“You could say that we don’t know our recent history. Often the information we receive and our views on the existing conflicts are very superficial and one-sided, which prevents analysis and hinders our understanding of the bigger picture. I think exhibitions like this make a very significant contribution to the rethinking process. I was impressed that there were so many exhibits and by their chronological exposition. They provide information about the situation in the country before, during and after the armed conflict, and show what was written in the press, reported in media, and happening in the Supreme Council of Abkhazia, as well as the positions held by politicians at that time.”

Lia Dekanadze

“In my opinion, it should start like this: step by step … Talking about all this in different spaces, trying to understand. The process will be very long, but if it doesn’t start with some sparks now, then it will be impossible to start a fire… This information should be spread outside the circle to a wide group, by telling people that events such as this are taking place and that this process has started… I think all this is important for young people, as well as, let’s say, for the representatives of the previous generation."

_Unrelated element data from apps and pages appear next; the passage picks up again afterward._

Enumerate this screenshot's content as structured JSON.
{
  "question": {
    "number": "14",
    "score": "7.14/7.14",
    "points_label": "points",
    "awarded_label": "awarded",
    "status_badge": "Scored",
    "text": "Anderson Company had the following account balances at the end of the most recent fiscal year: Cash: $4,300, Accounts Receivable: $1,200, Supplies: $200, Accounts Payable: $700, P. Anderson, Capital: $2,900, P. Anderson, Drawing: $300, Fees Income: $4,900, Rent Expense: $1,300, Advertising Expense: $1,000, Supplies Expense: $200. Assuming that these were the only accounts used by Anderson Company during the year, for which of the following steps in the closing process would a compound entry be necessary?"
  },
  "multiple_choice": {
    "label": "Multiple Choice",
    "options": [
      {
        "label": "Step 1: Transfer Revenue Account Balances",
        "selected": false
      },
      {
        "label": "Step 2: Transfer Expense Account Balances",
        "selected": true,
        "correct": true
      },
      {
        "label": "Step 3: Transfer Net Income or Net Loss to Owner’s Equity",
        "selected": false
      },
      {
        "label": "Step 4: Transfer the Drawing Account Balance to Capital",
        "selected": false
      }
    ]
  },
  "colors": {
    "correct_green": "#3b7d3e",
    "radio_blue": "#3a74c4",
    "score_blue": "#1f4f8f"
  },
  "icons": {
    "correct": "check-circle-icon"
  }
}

Nino Samsonidze

“It was very interesting to see the audio recordings of decision makers from the time, who were involved in a number of processes. Here the criticism, analysis, and evaluations of these people seems to show an external perspective, which is very important, despite the fact we have a very sentimental and emotional attitude to this issue. In order to take effective steps in the context of resolving it [the conflict], we need to step outside the box a bit more to observe and analyse the events that took place.”

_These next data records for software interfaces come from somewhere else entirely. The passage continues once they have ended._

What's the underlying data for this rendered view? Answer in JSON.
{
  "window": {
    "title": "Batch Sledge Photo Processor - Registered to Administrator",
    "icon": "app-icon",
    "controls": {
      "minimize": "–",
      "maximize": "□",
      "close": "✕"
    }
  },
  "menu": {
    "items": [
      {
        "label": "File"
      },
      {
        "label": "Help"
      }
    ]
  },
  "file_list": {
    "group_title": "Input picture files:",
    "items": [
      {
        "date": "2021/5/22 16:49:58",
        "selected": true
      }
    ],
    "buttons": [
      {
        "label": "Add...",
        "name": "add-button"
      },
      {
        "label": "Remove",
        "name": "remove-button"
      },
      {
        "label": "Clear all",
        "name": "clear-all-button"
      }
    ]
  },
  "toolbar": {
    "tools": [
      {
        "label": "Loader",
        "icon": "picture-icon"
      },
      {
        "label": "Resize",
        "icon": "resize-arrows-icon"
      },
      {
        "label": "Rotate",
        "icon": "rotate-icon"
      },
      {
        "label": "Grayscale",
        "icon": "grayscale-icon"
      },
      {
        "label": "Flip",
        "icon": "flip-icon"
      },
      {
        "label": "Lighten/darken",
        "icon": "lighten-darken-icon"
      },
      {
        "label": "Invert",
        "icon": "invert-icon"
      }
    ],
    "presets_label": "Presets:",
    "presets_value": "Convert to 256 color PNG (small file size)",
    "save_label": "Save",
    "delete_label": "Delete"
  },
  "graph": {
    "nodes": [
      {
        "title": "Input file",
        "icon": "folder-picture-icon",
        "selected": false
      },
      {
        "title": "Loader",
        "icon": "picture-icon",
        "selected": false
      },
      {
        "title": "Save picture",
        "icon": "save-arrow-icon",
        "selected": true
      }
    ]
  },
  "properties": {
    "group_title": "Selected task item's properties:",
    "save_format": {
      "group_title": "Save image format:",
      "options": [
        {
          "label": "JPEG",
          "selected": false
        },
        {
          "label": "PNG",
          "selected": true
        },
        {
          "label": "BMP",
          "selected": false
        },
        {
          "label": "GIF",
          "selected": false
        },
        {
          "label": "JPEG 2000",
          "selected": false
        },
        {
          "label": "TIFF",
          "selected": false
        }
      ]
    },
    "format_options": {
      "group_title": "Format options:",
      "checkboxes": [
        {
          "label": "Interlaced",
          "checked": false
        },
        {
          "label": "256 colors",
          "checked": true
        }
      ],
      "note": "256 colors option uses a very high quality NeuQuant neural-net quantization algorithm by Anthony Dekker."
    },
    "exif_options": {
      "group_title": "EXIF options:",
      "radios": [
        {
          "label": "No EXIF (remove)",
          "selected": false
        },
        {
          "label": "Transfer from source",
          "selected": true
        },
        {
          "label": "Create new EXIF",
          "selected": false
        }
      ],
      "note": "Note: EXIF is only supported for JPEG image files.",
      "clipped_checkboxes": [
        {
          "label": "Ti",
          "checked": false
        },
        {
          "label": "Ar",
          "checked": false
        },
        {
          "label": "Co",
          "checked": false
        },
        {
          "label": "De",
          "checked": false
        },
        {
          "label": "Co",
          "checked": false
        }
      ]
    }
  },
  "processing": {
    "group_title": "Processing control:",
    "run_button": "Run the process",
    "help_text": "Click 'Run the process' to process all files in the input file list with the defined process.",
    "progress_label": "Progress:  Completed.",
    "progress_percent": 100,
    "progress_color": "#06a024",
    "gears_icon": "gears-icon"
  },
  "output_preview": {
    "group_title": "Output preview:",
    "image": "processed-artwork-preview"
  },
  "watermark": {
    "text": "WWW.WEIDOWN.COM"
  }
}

Giorgi Kakabadze

“The fact that this exhibition was able to provoke evaluation and feedback, and that some shortcomings have emerged and some gaps has been identified, is an important result. You already know what’s missing, which side is left out of the spotlight, what needs to be replenished and what we need to talk about. This exhibition is probably one of the first exhibitions that isn’t an official commemoration planned by the state – on September 27 or August 14. Instead it seeks to bring a civic perspective and promote, from below, understanding and re-evaluation. This should be continued, deepened and more people should be able to see the exhibition materials.”

Elena Natenadze, researcher at the Institute of History at the University of Bern, led a team to gather feedback on the exhibition, through focus group discussions, a short written survey and the interviews with exhibition visitors featured above.